WHAT TO WORK ON - Keep only the lines that hold the string "波士頓紅襪", filtering out the rest of the entries below.

DATA FOR PROCESSING -
· · · ·

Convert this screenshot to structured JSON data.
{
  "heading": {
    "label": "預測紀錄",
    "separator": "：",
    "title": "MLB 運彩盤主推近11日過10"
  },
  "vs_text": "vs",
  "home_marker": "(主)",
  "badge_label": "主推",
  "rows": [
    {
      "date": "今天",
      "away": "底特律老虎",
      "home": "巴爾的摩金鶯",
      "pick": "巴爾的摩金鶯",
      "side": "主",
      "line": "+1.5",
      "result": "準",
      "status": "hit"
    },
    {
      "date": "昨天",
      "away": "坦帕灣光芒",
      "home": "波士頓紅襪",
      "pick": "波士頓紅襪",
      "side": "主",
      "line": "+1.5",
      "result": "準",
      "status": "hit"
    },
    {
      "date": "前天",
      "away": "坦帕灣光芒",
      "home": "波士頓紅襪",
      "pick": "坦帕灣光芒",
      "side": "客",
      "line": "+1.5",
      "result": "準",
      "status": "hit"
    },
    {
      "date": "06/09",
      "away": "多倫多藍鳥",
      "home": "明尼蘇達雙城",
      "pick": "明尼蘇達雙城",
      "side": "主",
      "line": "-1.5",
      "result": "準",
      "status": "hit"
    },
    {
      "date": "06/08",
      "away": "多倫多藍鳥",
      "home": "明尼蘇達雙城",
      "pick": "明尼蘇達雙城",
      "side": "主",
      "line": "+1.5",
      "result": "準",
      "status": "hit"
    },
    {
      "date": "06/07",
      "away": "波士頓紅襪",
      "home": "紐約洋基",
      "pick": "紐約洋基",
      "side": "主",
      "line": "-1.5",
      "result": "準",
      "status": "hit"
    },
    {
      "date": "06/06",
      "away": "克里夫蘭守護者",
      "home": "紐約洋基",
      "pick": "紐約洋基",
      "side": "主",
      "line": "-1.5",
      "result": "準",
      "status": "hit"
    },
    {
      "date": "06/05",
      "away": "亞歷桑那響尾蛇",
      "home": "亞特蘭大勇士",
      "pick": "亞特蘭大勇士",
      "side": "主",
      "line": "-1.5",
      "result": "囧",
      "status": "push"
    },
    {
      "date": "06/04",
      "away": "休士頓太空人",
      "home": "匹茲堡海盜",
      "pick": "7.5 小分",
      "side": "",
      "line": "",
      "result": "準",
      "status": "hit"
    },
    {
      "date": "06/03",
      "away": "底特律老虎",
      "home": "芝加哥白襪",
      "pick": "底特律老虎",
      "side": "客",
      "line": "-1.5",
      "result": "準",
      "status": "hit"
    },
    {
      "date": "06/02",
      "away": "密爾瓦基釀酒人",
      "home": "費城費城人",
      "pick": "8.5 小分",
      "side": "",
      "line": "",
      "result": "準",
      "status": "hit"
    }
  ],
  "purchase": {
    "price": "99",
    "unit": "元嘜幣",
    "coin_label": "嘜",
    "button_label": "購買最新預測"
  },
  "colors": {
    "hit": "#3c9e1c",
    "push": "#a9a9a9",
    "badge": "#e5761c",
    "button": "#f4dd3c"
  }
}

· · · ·

ANSWER FOR THIS EXERCISE -
      "home": "波士頓紅襪",
      "pick": "波士頓紅襪",
      "home": "波士頓紅襪",
      "away": "波士頓紅襪",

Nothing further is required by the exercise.